The Hot New Trends in F&B in New York City Hotel Restaurants

New York City and the GDPR: What You Need to Know as a Hotelier

From small plates and shared foods to original cocktails to food cart-style catered dishes, New York City is at the heart of some of these new F&B innovations, and is leading the way for many other metropolitan areas.

HX: The Newsletter Talks to Stephen Zagor

Stephen Zagor

"Hotels in the city are overall becoming more creative in their menus and are looking to have a point of view in the food they are serving," said Stephen Zagor, former dean and now lead instructor at the Institute of Culinary Education in New York City. "Catered events are also featuring themed food items, like Asian, Italian or farm-to-table, and more experiential dining that could include a cooking demonstration or art exhibit."

Here are some of the hot trends taking New York City hotel restaurants and catering departments by storm:


Food Truck Items

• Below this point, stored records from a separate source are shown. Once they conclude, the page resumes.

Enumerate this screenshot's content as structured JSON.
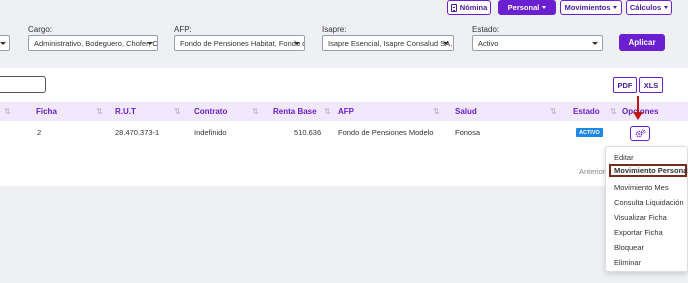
{
  "top_buttons": {
    "nomina": "Nómina",
    "personal": "Personal",
    "movimientos": "Movimientos",
    "calculos": "Cálculos"
  },
  "filters": {
    "cargo": {
      "label": "Cargo:",
      "value": "Administrativo, Bodeguero, Chofer, Co"
    },
    "afp": {
      "label": "AFP:",
      "value": "Fondo de Pensiones Habitat, Fondo de"
    },
    "isapre": {
      "label": "Isapre:",
      "value": "Isapre Esencial, Isapre Consalud SA, I"
    },
    "estado": {
      "label": "Estado:",
      "value": "Activo"
    },
    "apply_label": "Aplicar"
  },
  "export": {
    "pdf": "PDF",
    "xls": "XLS"
  },
  "table": {
    "headers": {
      "ficha": "Ficha",
      "rut": "R.U.T",
      "contrato": "Contrato",
      "renta_base": "Renta Base",
      "afp": "AFP",
      "salud": "Salud",
      "estado": "Estado",
      "opciones": "Opciones"
    },
    "row": {
      "ficha": "2",
      "rut": "28.470.373-1",
      "contrato": "Indefinido",
      "renta_base": "510.636",
      "afp": "Fondo de Pensiones Modelo",
      "salud": "Fonosa",
      "estado": "ACTIVO"
    }
  },
  "pagination": {
    "anterior": "Anterior"
  },
  "options_menu": {
    "items": [
      "Editar",
      "Movimiento Personal",
      "Movimiento Mes",
      "Consulta Liquidación",
      "Visualizar Ficha",
      "Exportar Ficha",
      "Bloquear",
      "Eliminar"
    ],
    "highlighted": "Movimiento Personal"
  },
  "colors": {
    "accent": "#6a1fd0",
    "header_bg": "#f1e9fb",
    "badge": "#1e88e5",
    "annotation": "#c01616",
    "highlight_border": "#7a2c1c"
  },
  "icons": {
    "nomina": "document-icon",
    "options": "gears-icon",
    "sort": "sort-arrows-icon"
  }
}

Food trucks and carts traditionally meant hot dog, chestnut and peanut vendors. But, the proliferation of gourmet, ethnic cuisine delivered in mobile food carts has taken the city by storm. And, its influences can be felt in hotels, particularly in catering departments.

"We have definitely seen an increased ask for food truck style options for events. Everything from preset stacks of pretzels on tables to taco stations inspired by local food trucks have been included in our events," said Max Harris, director of food and beverage at the 463-suite Conrad New York.

One of the property's more unique asks was stadium style “hawkers” for a bar mitzvah - which included popcorn, cracker jacks, hot dogs, and pretzels, Harris said. The staff served guests by walking through the event, rather than having a single station.


Small Plates

Instead of hotel guests ordering a typical “coursed” meal, more and more hey are looking to have a variety of dishes all at once and shared among each other, Harris noted. The modern dining style of communal seating/eating trend has played into the small plates trend. The Conrad New York has even updated the furniture in its bar area to be conducive to this dining style.

"Guests are more likely to come in casually for a bite and drinks than they are to sit down in a formal fashion," he said.

Also, this trend in being fueled by the fact that people are eating more meals in the day, and these meals are smaller - rather than the traditional three big meals a day of breakfast, lunch, and dinner, Zagor noted.

The small plates trend is really coming from the trend of living “green” with less waste, said James La Russo, senior manager of social media and public relations for Denihan Hospitality Group. "So much food is thrown away that our guests are very conscious on leaving a smaller carbon footprint in their travels and in their general lifestyle while traveling," he said.

Original Cocktail Creations And Special Wine Hours There is now a "cocktail culture" at New York City hotel restaurants, in which signature cocktails are being created for both guests and the local communities, Zagor said.

New York hotel bars have been creating names for themselves by developing original cocktails. These drinks are meant to taste good, and also are aesthetically unique with an enhance presentation, Harris added. "Patrons see a drink being served, and are asking for the same based on how great it looks," he said.

Communal eating has also become extremely popular across Denihan Hospitality Group's hotels, La Russo said. Because of this, the New York City-based company introduced a wine hour, called “social sips," across its portfolio from 5-6 p.m. daily.

"We often see guests bonding, which then leads them to join each other for dinner after 'social sips'," La Russo said.

Classic cocktails, like an Old Fashioned, have made a resurgence - but with a twist, La Russo added. For instanced, at The James New York – NoMad Hotel, guests are offered a Plank-Smoked Old Fashioned - which has become a bestseller.

For Technical Support with this webpage, please contact support.